PANAMA CITY/MADRID A Spanish-led consortium resumed expansion work on the Panama Canal on Thursday, raising hopes the two sides will finally draw a line under an acrimonious stand-off over massive cost overruns.
As workers returned to the construction site after a stoppage lasting more than two weeks, a source close to the consortium led by Spanish builder Sacyr and Italy's Salini Impregilo said it had resolved internal disagreements over the key issue of financing.
"The restarting of the works is being done in a way that will enable it to reach full pace in the shortest time possible," the consortium said in a statement. A source close to negotiations between the consortium and the Panama Canal Authority confirmed that work had resumed.
Panama Canal administrator Jorge Quijano said: "We believe that with the discussion we had last night and the comments made, we can find a path out of this." There are still problems to be sorted out, he said, but the agreement with the consortium should allow work to get going.
Work had been due to restart earlier on Thursday.
The canal authority said late on Wednesday it had agreed with the consortium to iron out a host of remaining issues, including the delivery dates of massive lock gates being built in Europe, over the next three days.
Sources with knowledge of the negotiations said a final deal on pending issues would be signed within three days.
The parties have agreed to deal with the core of the dispute, $1.6 billion in cost overruns that the consortium wants the Panama Canal to pay for, via arbitration.
The canal has said a two-week work stoppage means the project will not be completed until at least December 2015, a delay that could cost Panama millions of dollars in lost shipping tolls.
Delays are also a setback for companies worldwide that want to move larger ships through the waterway that links the U.S. Gulf Coast to Asian markets.
A key part of negotiations is the role that insurer Zurich plays and whether it will convert a $400 million surety bond, taken out by the consortium in case the project was not completed, into backing for a loan to help raise the $1.5 billion in funding the canal authority says is needed to finish the project, sources with knowledge of the matter said.
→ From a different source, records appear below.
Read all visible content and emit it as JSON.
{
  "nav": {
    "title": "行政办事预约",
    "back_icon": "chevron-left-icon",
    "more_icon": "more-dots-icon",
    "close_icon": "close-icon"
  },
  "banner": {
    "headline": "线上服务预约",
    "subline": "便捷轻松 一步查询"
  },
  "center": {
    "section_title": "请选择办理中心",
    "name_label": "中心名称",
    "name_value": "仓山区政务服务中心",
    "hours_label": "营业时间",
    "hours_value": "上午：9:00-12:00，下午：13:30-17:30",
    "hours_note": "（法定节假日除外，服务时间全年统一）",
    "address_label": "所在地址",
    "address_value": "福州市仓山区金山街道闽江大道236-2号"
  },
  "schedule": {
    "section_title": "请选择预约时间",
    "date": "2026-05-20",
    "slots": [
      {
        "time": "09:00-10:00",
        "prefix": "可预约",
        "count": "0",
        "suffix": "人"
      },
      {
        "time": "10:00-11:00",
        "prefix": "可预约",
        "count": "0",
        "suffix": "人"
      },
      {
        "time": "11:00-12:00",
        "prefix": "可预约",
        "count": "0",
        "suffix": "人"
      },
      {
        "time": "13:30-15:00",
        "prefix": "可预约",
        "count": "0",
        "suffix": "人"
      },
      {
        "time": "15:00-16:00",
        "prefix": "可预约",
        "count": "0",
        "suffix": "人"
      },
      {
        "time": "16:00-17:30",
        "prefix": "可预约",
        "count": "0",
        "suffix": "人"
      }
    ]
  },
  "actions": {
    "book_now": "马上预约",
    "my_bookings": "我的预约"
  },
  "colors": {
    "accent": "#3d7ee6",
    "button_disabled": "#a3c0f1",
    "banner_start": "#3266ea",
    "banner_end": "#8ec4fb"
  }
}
Zurich does not want to put money into the project but has asked banks to do so, another source familiar with the matter said. The banks are asking for counter-guarantees, the source said. The parties of the consortium are each liable for their own obligations, not jointly, the source said.
Shares in Sacyr rose 4.3 percent on Thursday after news of the agreement to restart work. The project represents a quarter of the company's international revenue.
Salini Impregilo shares gained around 3.2 percent.
Zurich said it was in talks with both parties and was comfortable with its level of exposure to the project, which it said was limited due to reinsurance mechanisms and was well within its risk tolerance.
"As the discussions are still ongoing, we are not in the position to provide any further details," it said in a statement.
SPAIN STEPS IN
The Spanish government is likely to agree to change the status of a $200 million state-backed guarantee it gave heavily indebted Sacyr in 2009 when Panama awarded it the contract, turning it into backing for finance to finish the project, sources told Reuters on Wednesday.
The guarantee was originally drawn up by Spanish state-backed insurer Cesce as a counter-guarantee to the Zurich bond. The government insurance bonds must be changed if Zurich changes its insurance into backing for a loan.
Cesce and Spain's Economy Ministry declined to comment. Italian state-backed export credit agency Sace, also a part of the guarantee scheme with Zurich, was not immediately reachable for comment.
There has been disagreement within the Spanish government over whether to interfere with the private project, one source with knowledge of the matter said, but it is likely to tweak the conditions of the guarantee because the Sacyr-led contract is such a high-profile one for Spanish business.
Spanish builders are working on big engineering projects around the world, including a train linking the Islamic holy cities of Mecca and Medina, and a metro in Riyadh, Saudi Arabia. Overseas construction has been one of the few bright spots for companies as the domestic economy splutters.
Under Wednesday's deal, the Canal agreed to pay the consortium $36.8 million to cover work done in December once works resume.
The project to expand the nearly 50-mile (80-km) transoceanic cargo route was originally expected to cost about $5.25 billion, but that could increase to nearly $7 billion.
When the contract was awarded to the consortium in 2009, officials and diplomats expressed concern over its ability to complete the work, since its winning bid for the work was $1 billion lower than that of the nearest competitor.
The Wood Mackenzie consultancy said on Thursday it expected the cost overrun dispute to be resolved with limited disruption, but cautioned that longer delays would affect U.S. liquefied natural gas producers and create a tighter LNG shipping market.
"If the delays last 6-12 months, it will have limited impact, as trade will carry on much as it does now," Andrew Buckland, senior LNG shipping analyst at Wood Mackenzie, said in a research note.
"But further delays threaten the investments of a significant number of groups that are set to benefit from expanded capacity on the waterway."
(Additional reporting by Danilo Masoni in Milan, Jose Elias Rodriguez in Madrid and Alexandra Ulmer in Chile; Editing by Simon Gardner and Mohammad Zargham)